Your answer should be the number of lines in the listing that hold the string "ensight", with no other words.

↓

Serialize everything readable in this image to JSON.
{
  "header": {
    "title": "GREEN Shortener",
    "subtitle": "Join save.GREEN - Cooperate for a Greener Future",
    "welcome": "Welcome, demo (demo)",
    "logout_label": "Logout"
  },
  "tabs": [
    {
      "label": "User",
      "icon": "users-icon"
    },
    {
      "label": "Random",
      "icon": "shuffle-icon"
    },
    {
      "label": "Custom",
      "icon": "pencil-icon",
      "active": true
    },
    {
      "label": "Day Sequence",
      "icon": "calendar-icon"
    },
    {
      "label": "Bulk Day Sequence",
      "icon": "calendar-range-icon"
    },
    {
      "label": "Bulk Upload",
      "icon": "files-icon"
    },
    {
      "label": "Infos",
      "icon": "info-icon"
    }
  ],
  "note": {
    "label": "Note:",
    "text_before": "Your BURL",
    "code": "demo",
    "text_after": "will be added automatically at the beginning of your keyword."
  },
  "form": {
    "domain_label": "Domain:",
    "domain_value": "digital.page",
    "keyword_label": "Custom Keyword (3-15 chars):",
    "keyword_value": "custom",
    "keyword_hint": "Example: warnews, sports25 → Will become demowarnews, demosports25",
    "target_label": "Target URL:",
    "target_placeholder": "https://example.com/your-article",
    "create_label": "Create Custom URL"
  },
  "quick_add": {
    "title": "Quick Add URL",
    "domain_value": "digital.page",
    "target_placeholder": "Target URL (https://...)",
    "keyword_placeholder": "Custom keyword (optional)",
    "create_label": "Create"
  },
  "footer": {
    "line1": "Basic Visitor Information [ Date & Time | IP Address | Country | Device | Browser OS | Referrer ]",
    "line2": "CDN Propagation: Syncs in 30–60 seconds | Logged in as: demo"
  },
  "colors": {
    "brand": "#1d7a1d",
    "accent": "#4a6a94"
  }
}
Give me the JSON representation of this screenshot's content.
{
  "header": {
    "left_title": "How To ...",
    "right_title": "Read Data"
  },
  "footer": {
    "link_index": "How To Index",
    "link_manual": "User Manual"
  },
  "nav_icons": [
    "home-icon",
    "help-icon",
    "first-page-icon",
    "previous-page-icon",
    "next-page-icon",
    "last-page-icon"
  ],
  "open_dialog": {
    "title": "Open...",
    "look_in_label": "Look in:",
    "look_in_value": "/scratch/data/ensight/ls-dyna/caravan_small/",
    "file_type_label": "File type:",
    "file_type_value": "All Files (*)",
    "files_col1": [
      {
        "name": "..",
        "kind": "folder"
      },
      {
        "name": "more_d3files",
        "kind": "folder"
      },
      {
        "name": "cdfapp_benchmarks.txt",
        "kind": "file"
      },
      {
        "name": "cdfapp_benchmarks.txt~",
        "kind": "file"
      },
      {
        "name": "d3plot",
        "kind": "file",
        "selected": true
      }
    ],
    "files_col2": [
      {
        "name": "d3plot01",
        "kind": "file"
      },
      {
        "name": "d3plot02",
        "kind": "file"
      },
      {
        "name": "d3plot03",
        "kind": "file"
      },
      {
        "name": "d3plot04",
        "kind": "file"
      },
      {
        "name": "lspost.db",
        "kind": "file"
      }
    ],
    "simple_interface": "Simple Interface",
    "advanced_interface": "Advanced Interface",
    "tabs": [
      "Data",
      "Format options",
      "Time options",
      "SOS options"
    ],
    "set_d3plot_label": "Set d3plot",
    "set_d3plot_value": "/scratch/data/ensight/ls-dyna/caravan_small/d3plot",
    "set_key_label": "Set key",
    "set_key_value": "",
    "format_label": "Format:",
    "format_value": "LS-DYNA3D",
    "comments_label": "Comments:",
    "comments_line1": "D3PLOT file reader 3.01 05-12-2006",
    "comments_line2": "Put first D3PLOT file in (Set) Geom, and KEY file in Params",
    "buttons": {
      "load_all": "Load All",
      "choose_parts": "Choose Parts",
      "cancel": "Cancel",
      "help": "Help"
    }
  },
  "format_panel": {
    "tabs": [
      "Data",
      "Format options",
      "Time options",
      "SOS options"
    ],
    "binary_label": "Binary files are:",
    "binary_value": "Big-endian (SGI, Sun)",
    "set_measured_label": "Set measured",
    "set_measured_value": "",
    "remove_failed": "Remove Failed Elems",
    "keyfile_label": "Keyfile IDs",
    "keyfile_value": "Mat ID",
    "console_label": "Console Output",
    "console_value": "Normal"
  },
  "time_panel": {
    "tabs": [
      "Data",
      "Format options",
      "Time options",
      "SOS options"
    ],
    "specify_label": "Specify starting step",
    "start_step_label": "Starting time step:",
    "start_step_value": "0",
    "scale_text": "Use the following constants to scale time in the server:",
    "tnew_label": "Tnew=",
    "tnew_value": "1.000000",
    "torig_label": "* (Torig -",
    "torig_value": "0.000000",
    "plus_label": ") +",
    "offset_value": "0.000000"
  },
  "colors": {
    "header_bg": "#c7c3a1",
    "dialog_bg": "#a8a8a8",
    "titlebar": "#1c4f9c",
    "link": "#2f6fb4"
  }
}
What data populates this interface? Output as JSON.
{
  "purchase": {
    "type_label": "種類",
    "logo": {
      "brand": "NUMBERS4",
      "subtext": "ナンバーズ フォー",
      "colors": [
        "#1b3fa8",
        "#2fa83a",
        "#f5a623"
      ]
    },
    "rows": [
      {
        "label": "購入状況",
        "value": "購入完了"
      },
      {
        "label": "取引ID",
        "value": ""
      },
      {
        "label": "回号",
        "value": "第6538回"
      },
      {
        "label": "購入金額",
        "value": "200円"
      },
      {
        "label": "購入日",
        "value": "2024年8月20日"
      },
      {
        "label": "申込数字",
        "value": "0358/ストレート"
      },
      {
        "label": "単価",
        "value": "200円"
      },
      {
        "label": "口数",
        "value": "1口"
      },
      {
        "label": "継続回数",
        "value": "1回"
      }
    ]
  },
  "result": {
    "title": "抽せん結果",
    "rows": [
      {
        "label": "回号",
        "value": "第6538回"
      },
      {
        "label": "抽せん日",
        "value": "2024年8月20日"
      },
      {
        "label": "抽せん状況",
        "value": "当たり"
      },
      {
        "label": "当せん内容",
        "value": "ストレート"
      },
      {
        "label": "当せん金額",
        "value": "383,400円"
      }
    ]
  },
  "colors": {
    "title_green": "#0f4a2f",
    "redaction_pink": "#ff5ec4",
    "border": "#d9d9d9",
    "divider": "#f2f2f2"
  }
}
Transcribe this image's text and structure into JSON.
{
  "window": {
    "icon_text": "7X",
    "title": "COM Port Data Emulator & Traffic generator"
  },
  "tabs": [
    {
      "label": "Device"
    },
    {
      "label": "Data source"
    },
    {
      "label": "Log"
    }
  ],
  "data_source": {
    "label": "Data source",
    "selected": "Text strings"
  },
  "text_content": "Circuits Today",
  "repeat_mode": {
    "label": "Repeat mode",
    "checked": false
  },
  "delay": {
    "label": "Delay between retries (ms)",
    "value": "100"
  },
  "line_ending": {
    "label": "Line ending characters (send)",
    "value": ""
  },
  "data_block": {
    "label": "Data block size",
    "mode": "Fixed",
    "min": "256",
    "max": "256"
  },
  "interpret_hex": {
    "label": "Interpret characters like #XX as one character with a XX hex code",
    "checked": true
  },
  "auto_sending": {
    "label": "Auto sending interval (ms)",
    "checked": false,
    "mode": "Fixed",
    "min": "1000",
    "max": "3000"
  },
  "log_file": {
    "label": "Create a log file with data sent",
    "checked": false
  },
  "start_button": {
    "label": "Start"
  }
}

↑

* **Exercise result**
2